-------- DATASET CONTENT --------

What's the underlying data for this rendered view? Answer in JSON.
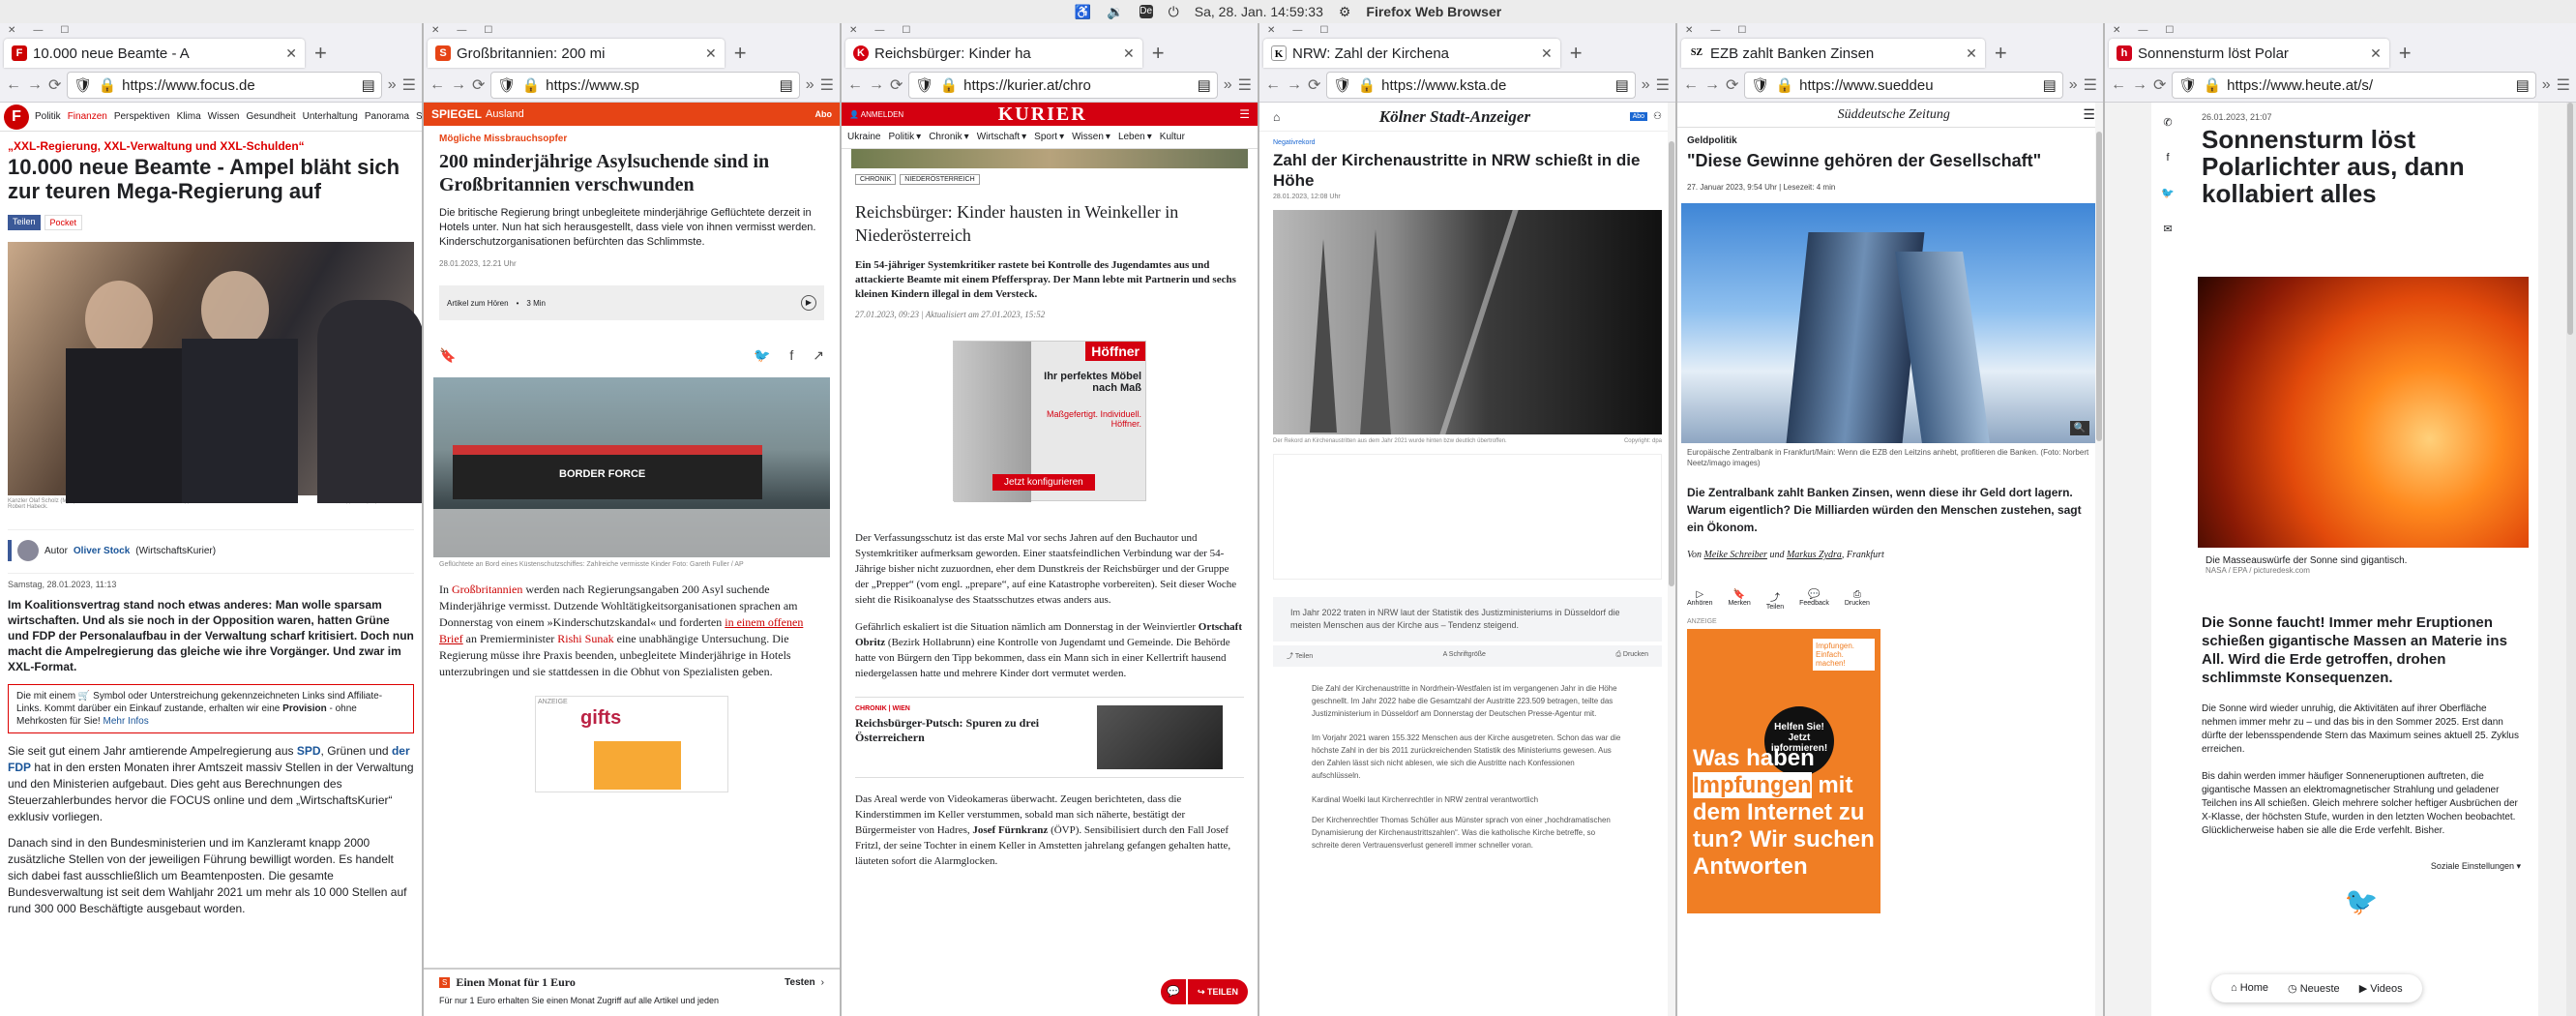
{
  "topbar": {
    "indicator": "De",
    "datetime": "Sa, 28. Jan. 14:59:33",
    "app": "Firefox Web Browser"
  },
  "windows": [
    {
      "tab": "10.000 neue Beamte - A",
      "url": "https://www.focus.de",
      "nav": [
        "Politik",
        "Finanzen",
        "Perspektiven",
        "Klima",
        "Wissen",
        "Gesundheit",
        "Unterhaltung",
        "Panorama",
        "Sp"
      ],
      "kicker": "„XXL-Regierung, XXL-Verwaltung und XXL-Schulden“",
      "title": "10.000 neue Beamte - Ampel bläht sich zur teuren Mega-Regierung auf",
      "share": "Teilen",
      "pocket": "Pocket",
      "caption": "Kanzler Olaf Scholz (M) spricht mit Finanzminister Christian Lindner (r) und Wirtschaftsminister Robert Habeck.",
      "credit": "Michael Kappeler/dpa/picture-alliance",
      "author_prefix": "Autor",
      "author": "Oliver Stock",
      "author_suffix": "(WirtschaftsKurier)",
      "date": "Samstag, 28.01.2023, 11:13",
      "lead": "Im Koalitionsvertrag stand noch etwas anderes: Man wolle sparsam wirtschaften. Und als sie noch in der Opposition waren, hatten Grüne und FDP der Personalaufbau in der Verwaltung scharf kritisiert. Doch nun macht die Ampelregierung das gleiche wie ihre Vorgänger. Und zwar im XXL-Format.",
      "notice_a": "Die mit einem",
      "notice_b": "Symbol oder Unterstreichung gekennzeichneten Links sind Affiliate-Links. Kommt darüber ein Einkauf zustande, erhalten wir eine",
      "notice_bold": "Provision",
      "notice_c": "- ohne Mehrkosten für Sie!",
      "notice_link": "Mehr Infos",
      "p1_a": "Sie seit gut einem Jahr amtierende Ampelregierung aus",
      "p1_spd": "SPD",
      "p1_b": ", Grünen und",
      "p1_fdp": "der FDP",
      "p1_c": "hat in den ersten Monaten ihrer Amtszeit massiv Stellen in der Verwaltung und den Ministerien aufgebaut. Dies geht aus Berechnungen des Steuerzahlerbundes hervor die FOCUS online und dem „WirtschaftsKurier“ exklusiv vorliegen.",
      "p2": "Danach sind in den Bundesministerien und im Kanzleramt knapp 2000 zusätzliche Stellen von der jeweiligen Führung bewilligt worden. Es handelt sich dabei fast ausschließlich um Beamtenposten. Die gesamte Bundesverwaltung ist seit dem Wahljahr 2021 um mehr als 10 000 Stellen auf rund 300 000 Beschäftigte ausgebaut worden."
    },
    {
      "tab": "Großbritannien: 200 mi",
      "url": "https://www.sp",
      "brand": "SPIEGEL",
      "section": "Ausland",
      "abo": "Abo",
      "kicker": "Mögliche Missbrauchsopfer",
      "title": "200 minderjährige Asylsuchende sind in Großbritannien verschwunden",
      "teaser": "Die britische Regierung bringt unbegleitete minderjährige Geflüchtete derzeit in Hotels unter. Nun hat sich herausgestellt, dass viele von ihnen vermisst werden. Kinderschutzorganisationen befürchten das Schlimmste.",
      "date": "28.01.2023, 12.21 Uhr",
      "audio": "Artikel zum Hören",
      "audio_len": "3 Min",
      "boat_text": "BORDER FORCE",
      "caption": "Geflüchtete an Bord eines Küstenschutzschiffes: Zahlreiche vermisste Kinder",
      "credit": "Foto: Gareth Fuller / AP",
      "p_a": "In",
      "p_link1": "Großbritannien",
      "p_b": "werden nach Regierungsangaben 200 Asyl suchende Minderjährige vermisst. Dutzende Wohltätigkeitsorganisationen sprachen am Donnerstag von einem »Kinderschutzskandal« und forderten",
      "p_link2": "in einem offenen Brief",
      "p_c": "an Premierminister",
      "p_link3": "Rishi Sunak",
      "p_d": "eine unabhängige Untersuchung. Die Regierung müsse ihre Praxis beenden, unbegleitete Minderjährige in Hotels unterzubringen und sie stattdessen in die Obhut von Spezialisten geben.",
      "ad_label": "ANZEIGE",
      "ad_brand": "gifts",
      "offer": "Einen Monat für 1 Euro",
      "offer_btn": "Testen",
      "offer_sub": "Für nur 1 Euro erhalten Sie einen Monat Zugriff auf alle Artikel und jeden"
    },
    {
      "tab": "Reichsbürger: Kinder ha",
      "url": "https://kurier.at/chro",
      "login": "ANMELDEN",
      "brand": "KURIER",
      "nav": [
        "Ukraine",
        "Politik",
        "Chronik",
        "Wirtschaft",
        "Sport",
        "Wissen",
        "Leben",
        "Kultur"
      ],
      "tag1": "CHRONIK",
      "tag2": "NIEDERÖSTERREICH",
      "title": "Reichsbürger: Kinder hausten in Weinkeller in Niederösterreich",
      "lead": "Ein 54-jähriger Systemkritiker rastete bei Kontrolle des Jugendamtes aus und attackierte Beamte mit einem Pfefferspray. Der Mann lebte mit Partnerin und sechs kleinen Kindern illegal in dem Versteck.",
      "date": "27.01.2023, 09:23 | Aktualisiert am 27.01.2023, 15:52",
      "ad_brand": "Höffner",
      "ad_text": "Ihr perfektes Möbel nach Maß",
      "ad_sub": "Maßgefertigt. Individuell. Höffner.",
      "ad_btn": "Jetzt konfigurieren",
      "p1": "Der Verfassungsschutz ist das erste Mal vor sechs Jahren auf den Buchautor und Systemkritiker aufmerksam geworden. Einer staatsfeindlichen Verbindung war der 54-Jährige bisher nicht zuzuordnen, eher dem Dunstkreis der Reichsbürger und der Gruppe der „Prepper“ (vom engl. „prepare“, auf eine Katastrophe vorbereiten). Seit dieser Woche sieht die Risikoanalyse des Staatsschutzes etwas anders aus.",
      "p2_a": "Gefährlich eskaliert ist die Situation nämlich am Donnerstag in der Weinviertler",
      "p2_b": "Ortschaft Obritz",
      "p2_c": "(Bezirk Hollabrunn) eine Kontrolle von Jugendamt und Gemeinde. Die Behörde hatte von Bürgern den Tipp bekommen, dass ein Mann sich in einer Kellertrift hausend niedergelassen hatte und mehrere Kinder dort vermutet werden.",
      "rel_tag": "CHRONIK | WIEN",
      "rel_title": "Reichsbürger-Putsch: Spuren zu drei Österreichern",
      "p3_a": "Das Areal werde von Videokameras überwacht. Zeugen berichteten, dass die Kinderstimmen im Keller verstummen, sobald man sich näherte, bestätigt der Bürgermeister von Hadres,",
      "p3_b": "Josef Fürnkranz",
      "p3_c": "(ÖVP). Sensibilisiert durch den Fall Josef Fritzl, der seine Tochter in einem Keller in Amstetten jahrelang gefangen gehalten hatte, läuteten sofort die Alarmglocken.",
      "share_btn": "TEILEN"
    },
    {
      "tab": "NRW: Zahl der Kirchena",
      "url": "https://www.ksta.de",
      "brand": "Kölner Stadt-Anzeiger",
      "abo": "Abo",
      "kicker": "Negativrekord",
      "title": "Zahl der Kirchenaustritte in NRW schießt in die Höhe",
      "date": "28.01.2023, 12:08 Uhr",
      "caption": "Der Rekord an Kirchenaustritten aus dem Jahr 2021 wurde hinten bzw deutlich übertroffen.",
      "credit": "Copyright: dpa",
      "lead": "Im Jahr 2022 traten in NRW laut der Statistik des Justizministeriums in Düsseldorf die meisten Menschen aus der Kirche aus – Tendenz steigend.",
      "actions": [
        "Teilen",
        "Schriftgröße",
        "Drucken"
      ],
      "p1": "Die Zahl der Kirchenaustritte in Nordrhein-Westfalen ist im vergangenen Jahr in die Höhe geschnellt. Im Jahr 2022 habe die Gesamtzahl der Austritte 223.509 betragen, teilte das Justizministerium in Düsseldorf am Donnerstag der Deutschen Presse-Agentur mit.",
      "p2": "Im Vorjahr 2021 waren 155.322 Menschen aus der Kirche ausgetreten. Schon das war die höchste Zahl in der bis 2011 zurückreichenden Statistik des Ministeriums gewesen. Aus den Zahlen lässt sich nicht ablesen, wie sich die Austritte nach Konfessionen aufschlüsseln.",
      "p3": "Kardinal Woelki laut Kirchenrechtler in NRW zentral verantwortlich",
      "p4": "Der Kirchenrechtler Thomas Schüller aus Münster sprach von einer „hochdramatischen Dynamisierung der Kirchenaustrittszahlen“. Was die katholische Kirche betreffe, so schreite deren Vertrauensverlust generell immer schneller voran."
    },
    {
      "tab": "EZB zahlt Banken Zinsen",
      "url": "https://www.sueddeu",
      "brand": "Süddeutsche Zeitung",
      "kicker": "Geldpolitik",
      "title": "\"Diese Gewinne gehören der Gesellschaft\"",
      "date": "27. Januar 2023, 9:54 Uhr",
      "readtime": "Lesezeit: 4 min",
      "caption": "Europäische Zentralbank in Frankfurt/Main: Wenn die EZB den Leitzins anhebt, profitieren die Banken.",
      "credit": "(Foto: Norbert Neetz/imago images)",
      "lead": "Die Zentralbank zahlt Banken Zinsen, wenn diese ihr Geld dort lagern. Warum eigentlich? Die Milliarden würden den Menschen zustehen, sagt ein Ökonom.",
      "byline_a": "Von",
      "author1": "Meike Schreiber",
      "byline_b": "und",
      "author2": "Markus Zydra",
      "byline_c": ", Frankfurt",
      "actions": [
        "Anhören",
        "Merken",
        "Teilen",
        "Feedback",
        "Drucken"
      ],
      "ad_label": "ANZEIGE",
      "ad_head_a": "Was haben",
      "ad_head_hl": "Impfungen",
      "ad_head_b": "mit dem Internet zu tun?",
      "ad_head_c": "Wir suchen Antworten",
      "ad_badge": "Helfen Sie! Jetzt informieren!",
      "ad_small": "Impfungen. Einfach. machen!"
    },
    {
      "tab": "Sonnensturm löst Polar",
      "url": "https://www.heute.at/s/",
      "date": "26.01.2023, 21:07",
      "title": "Sonnensturm löst Polarlichter aus, dann kollabiert alles",
      "caption": "Die Masseauswürfe der Sonne sind gigantisch.",
      "credit": "NASA / EPA / picturedesk.com",
      "lead": "Die Sonne faucht! Immer mehr Eruptionen schießen gigantische Massen an Materie ins All. Wird die Erde getroffen, drohen schlimmste Konsequenzen.",
      "p1": "Die Sonne wird wieder unruhig, die Aktivitäten auf ihrer Oberfläche nehmen immer mehr zu – und das bis in den Sommer 2025. Erst dann dürfte der lebensspendende Stern das Maximum seines aktuell 25. Zyklus erreichen.",
      "p2": "Bis dahin werden immer häufiger Sonneneruptionen auftreten, die gigantische Massen an elektromagnetischer Strahlung und geladener Teilchen ins All schießen. Gleich mehrere solcher heftiger Ausbrüchen der X-Klasse, der höchsten Stufe, wurden in den letzten Wochen beobachtet. Glücklicherweise haben sie alle die Erde verfehlt. Bisher.",
      "social": "Soziale Einstellungen",
      "bottom": [
        "Home",
        "Neueste",
        "Videos"
      ]
    }
  ],
  "colors": {
    "focus_red": "#d00",
    "spiegel_red": "#e64415",
    "kurier_red": "#d40010",
    "sz_blue": "#003d7a",
    "heute_red": "#d0021b"
  }
}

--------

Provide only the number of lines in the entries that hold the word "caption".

**TASK RESULT**. 5